Stored data START
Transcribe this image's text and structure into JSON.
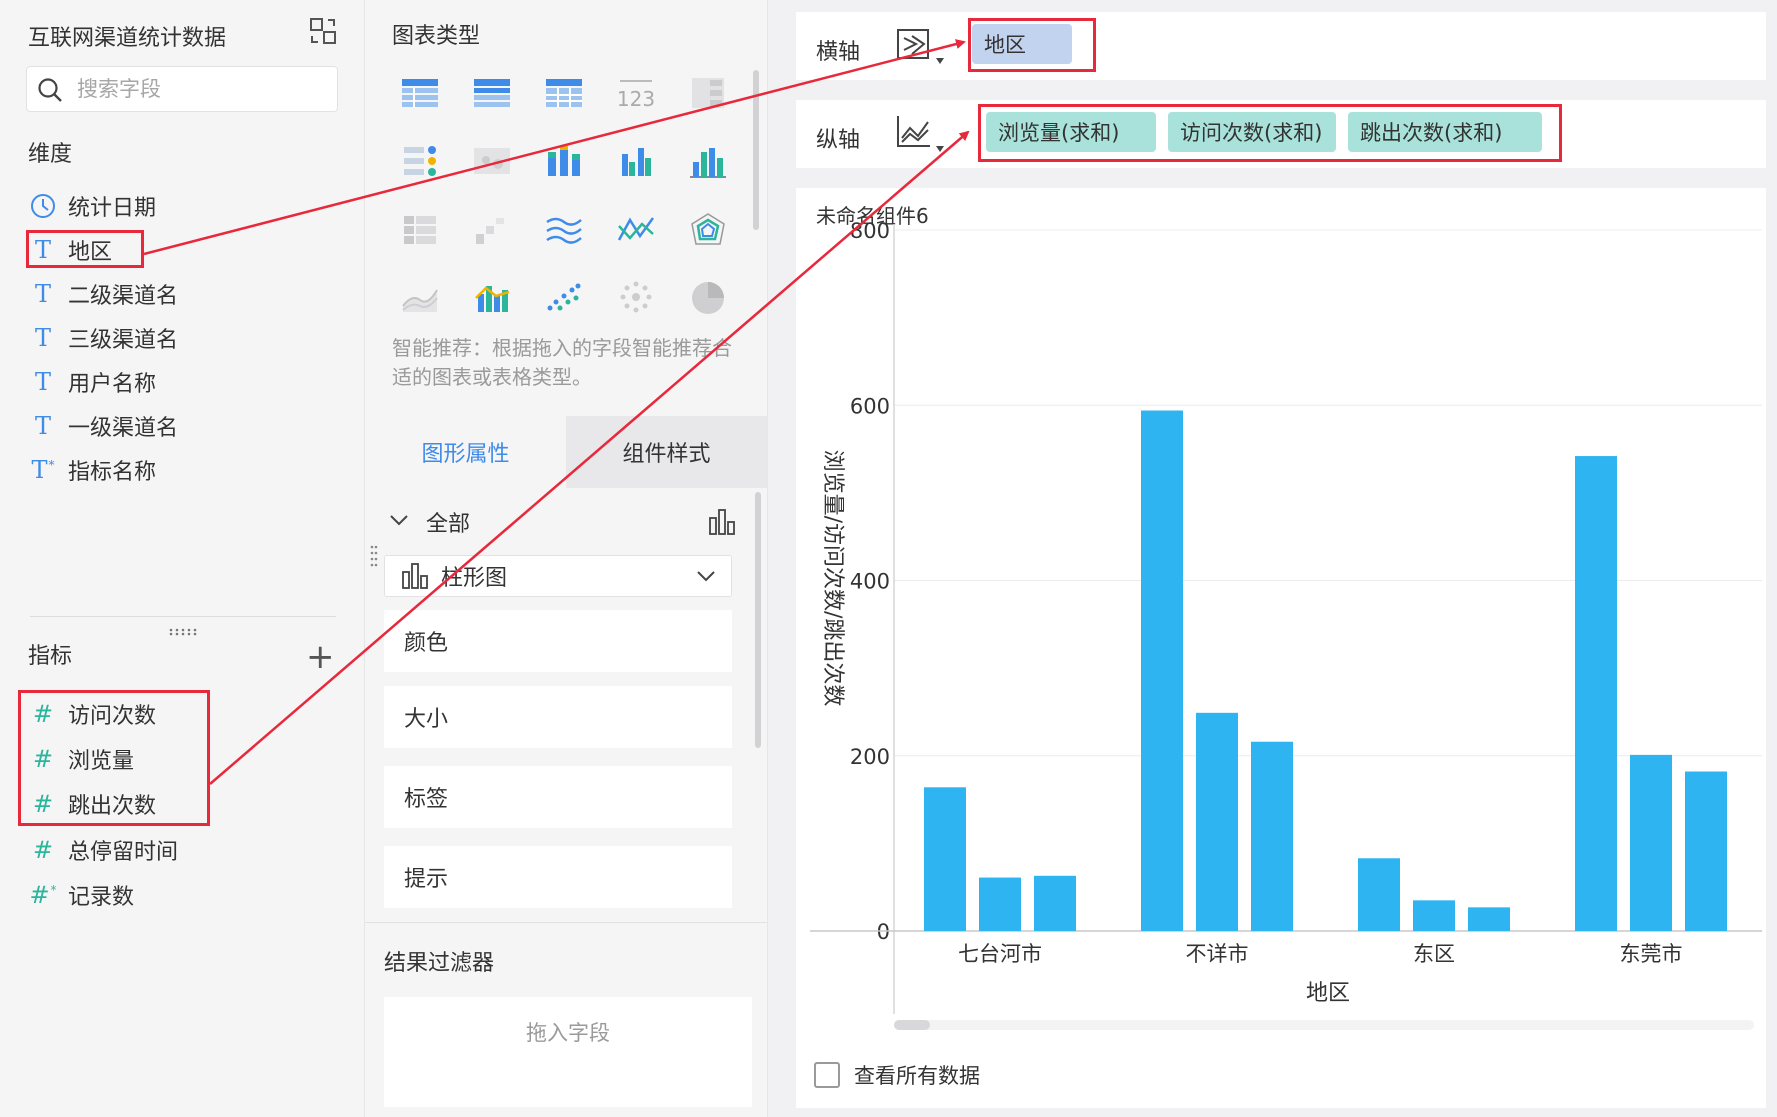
{
  "left_panel": {
    "dataset_title": "互联网渠道统计数据",
    "search_placeholder": "搜索字段",
    "dimensions_title": "维度",
    "dimensions": [
      {
        "label": "统计日期",
        "icon": "clock-icon"
      },
      {
        "label": "地区",
        "icon": "text-type-icon"
      },
      {
        "label": "二级渠道名",
        "icon": "text-type-icon"
      },
      {
        "label": "三级渠道名",
        "icon": "text-type-icon"
      },
      {
        "label": "用户名称",
        "icon": "text-type-icon"
      },
      {
        "label": "一级渠道名",
        "icon": "text-type-icon"
      },
      {
        "label": "指标名称",
        "icon": "text-calculated-icon"
      }
    ],
    "measures_title": "指标",
    "measures": [
      {
        "label": "访问次数",
        "icon": "number-type-icon"
      },
      {
        "label": "浏览量",
        "icon": "number-type-icon"
      },
      {
        "label": "跳出次数",
        "icon": "number-type-icon"
      },
      {
        "label": "总停留时间",
        "icon": "number-type-icon"
      },
      {
        "label": "记录数",
        "icon": "number-calculated-icon"
      }
    ]
  },
  "middle_panel": {
    "chart_type_title": "图表类型",
    "smart_tip": "智能推荐：根据拖入的字段智能推荐合适的图表或表格类型。",
    "tabs": {
      "graph_props": "图形属性",
      "component_style": "组件样式"
    },
    "all_label": "全部",
    "chart_type_selected": "柱形图",
    "properties": [
      "颜色",
      "大小",
      "标签",
      "提示"
    ],
    "filter_title": "结果过滤器",
    "drop_placeholder": "拖入字段"
  },
  "right_panel": {
    "x_axis_label": "横轴",
    "y_axis_label": "纵轴",
    "x_fields": [
      "地区"
    ],
    "y_fields": [
      "浏览量(求和)",
      "访问次数(求和)",
      "跳出次数(求和)"
    ],
    "chart_title": "未命名组件6",
    "view_all_label": "查看所有数据"
  },
  "colors": {
    "accent": "#3f8be8",
    "bar": "#2eb4f0",
    "annotation_red": "#e8283b",
    "pill_blue": "#c2d3ef",
    "pill_teal": "#a9e2da"
  },
  "chart_data": {
    "type": "bar",
    "categories": [
      "七台河市",
      "不详市",
      "东区",
      "东莞市"
    ],
    "series": [
      {
        "name": "浏览量",
        "values": [
          164,
          594,
          83,
          542
        ]
      },
      {
        "name": "访问次数",
        "values": [
          61,
          249,
          35,
          201
        ]
      },
      {
        "name": "跳出次数",
        "values": [
          63,
          216,
          27,
          182
        ]
      }
    ],
    "xlabel": "地区",
    "ylabel": "浏览量/访问次数/跳出次数",
    "yticks": [
      0,
      200,
      400,
      600,
      800
    ],
    "ylim": [
      0,
      800
    ],
    "grid": true
  }
}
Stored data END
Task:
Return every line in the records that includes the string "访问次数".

Solved problem:
        "label": "访问次数",
      "访问次数(求和)",
        "name": "访问次数",
    "ylabel": "浏览量/访问次数/跳出次数",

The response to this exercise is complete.